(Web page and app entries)
============

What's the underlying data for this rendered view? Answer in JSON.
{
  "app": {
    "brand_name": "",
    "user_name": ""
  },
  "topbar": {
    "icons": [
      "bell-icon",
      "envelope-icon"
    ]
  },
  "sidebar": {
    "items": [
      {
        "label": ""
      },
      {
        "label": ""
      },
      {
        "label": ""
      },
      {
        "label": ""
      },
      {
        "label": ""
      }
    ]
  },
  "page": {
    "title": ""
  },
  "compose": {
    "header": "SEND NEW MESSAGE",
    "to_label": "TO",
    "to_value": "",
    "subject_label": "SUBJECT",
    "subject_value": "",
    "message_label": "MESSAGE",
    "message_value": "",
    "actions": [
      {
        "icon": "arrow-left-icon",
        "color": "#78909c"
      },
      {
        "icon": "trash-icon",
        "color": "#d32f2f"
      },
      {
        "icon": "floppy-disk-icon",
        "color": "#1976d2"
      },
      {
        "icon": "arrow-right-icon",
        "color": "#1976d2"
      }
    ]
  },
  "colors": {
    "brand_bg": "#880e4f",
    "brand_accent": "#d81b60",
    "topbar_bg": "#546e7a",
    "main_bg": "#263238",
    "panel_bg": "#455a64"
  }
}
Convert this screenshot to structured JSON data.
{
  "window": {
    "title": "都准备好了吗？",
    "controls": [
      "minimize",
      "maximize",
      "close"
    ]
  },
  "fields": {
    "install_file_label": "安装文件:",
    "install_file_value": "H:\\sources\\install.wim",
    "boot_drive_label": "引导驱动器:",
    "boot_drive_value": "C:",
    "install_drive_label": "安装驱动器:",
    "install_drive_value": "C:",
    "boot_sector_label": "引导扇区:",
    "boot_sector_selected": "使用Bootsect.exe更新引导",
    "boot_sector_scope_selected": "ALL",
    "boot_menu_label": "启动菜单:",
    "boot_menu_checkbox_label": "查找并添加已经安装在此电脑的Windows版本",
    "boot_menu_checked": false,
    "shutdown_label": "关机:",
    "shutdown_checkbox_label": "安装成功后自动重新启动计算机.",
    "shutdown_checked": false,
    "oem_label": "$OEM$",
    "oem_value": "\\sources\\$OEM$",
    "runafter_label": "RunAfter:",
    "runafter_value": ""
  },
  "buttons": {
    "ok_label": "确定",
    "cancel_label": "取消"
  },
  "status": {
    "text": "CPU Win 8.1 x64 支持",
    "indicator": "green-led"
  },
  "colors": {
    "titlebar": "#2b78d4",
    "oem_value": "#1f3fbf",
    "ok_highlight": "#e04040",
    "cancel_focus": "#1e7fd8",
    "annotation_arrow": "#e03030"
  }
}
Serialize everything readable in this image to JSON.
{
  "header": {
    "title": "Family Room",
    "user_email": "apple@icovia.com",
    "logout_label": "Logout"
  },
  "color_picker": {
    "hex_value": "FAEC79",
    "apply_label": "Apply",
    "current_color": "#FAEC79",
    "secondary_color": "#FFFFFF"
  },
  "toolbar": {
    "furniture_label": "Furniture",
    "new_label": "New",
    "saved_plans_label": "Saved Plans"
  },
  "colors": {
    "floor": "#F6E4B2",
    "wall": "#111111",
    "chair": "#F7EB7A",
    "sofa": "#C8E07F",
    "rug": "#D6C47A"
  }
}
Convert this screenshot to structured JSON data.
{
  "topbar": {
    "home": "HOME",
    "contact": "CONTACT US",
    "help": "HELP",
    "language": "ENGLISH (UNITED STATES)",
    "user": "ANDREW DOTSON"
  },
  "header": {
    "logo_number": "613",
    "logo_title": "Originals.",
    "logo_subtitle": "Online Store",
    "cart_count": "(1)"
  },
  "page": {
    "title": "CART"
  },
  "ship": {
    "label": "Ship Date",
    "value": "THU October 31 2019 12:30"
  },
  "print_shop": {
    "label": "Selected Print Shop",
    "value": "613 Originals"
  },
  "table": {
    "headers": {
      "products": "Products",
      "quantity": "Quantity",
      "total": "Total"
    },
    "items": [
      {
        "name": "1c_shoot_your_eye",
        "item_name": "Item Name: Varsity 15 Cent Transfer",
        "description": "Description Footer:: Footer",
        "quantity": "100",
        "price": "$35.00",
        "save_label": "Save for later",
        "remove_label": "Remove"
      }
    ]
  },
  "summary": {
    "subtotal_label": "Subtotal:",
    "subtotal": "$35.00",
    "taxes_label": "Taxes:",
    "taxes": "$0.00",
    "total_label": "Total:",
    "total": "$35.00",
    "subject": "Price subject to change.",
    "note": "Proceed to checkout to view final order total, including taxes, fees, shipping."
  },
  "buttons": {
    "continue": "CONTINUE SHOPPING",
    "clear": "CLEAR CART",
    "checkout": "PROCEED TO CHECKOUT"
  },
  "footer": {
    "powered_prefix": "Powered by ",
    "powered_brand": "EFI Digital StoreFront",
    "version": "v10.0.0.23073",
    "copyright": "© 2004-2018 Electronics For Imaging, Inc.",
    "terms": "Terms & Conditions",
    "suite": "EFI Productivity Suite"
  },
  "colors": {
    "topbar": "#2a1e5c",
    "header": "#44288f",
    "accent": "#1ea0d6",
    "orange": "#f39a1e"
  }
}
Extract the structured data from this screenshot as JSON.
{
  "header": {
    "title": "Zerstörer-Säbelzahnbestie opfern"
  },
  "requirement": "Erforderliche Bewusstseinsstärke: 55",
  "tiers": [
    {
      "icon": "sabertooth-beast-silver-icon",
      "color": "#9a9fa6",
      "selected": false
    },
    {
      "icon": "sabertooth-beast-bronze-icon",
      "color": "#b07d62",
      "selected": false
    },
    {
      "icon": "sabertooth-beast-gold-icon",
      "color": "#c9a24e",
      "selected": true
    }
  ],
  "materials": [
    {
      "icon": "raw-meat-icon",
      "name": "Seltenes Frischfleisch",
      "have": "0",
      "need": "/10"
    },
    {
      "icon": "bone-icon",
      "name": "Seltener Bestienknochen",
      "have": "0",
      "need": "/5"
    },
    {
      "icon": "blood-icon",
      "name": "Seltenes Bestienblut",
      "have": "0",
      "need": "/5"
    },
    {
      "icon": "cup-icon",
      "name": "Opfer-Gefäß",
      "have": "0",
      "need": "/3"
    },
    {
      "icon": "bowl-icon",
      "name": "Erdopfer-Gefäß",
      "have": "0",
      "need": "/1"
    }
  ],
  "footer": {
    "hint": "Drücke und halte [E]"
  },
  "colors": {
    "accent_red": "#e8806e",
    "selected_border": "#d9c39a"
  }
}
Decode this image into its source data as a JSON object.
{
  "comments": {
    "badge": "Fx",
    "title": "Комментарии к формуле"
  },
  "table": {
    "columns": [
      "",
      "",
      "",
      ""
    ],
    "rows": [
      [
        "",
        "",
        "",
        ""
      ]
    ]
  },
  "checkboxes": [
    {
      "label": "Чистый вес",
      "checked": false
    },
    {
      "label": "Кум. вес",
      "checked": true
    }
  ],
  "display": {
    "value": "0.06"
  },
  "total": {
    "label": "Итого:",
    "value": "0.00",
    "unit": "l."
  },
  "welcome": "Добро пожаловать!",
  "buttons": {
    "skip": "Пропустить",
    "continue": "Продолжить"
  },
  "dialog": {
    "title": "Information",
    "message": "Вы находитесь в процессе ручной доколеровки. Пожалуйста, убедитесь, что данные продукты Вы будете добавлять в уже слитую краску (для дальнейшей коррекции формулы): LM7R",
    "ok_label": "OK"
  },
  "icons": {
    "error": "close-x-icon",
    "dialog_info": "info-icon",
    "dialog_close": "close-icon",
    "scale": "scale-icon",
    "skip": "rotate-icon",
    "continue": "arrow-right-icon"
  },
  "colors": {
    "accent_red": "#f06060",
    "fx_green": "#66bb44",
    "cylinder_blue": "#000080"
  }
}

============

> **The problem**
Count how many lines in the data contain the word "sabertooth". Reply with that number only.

> **Response for this exercise**
3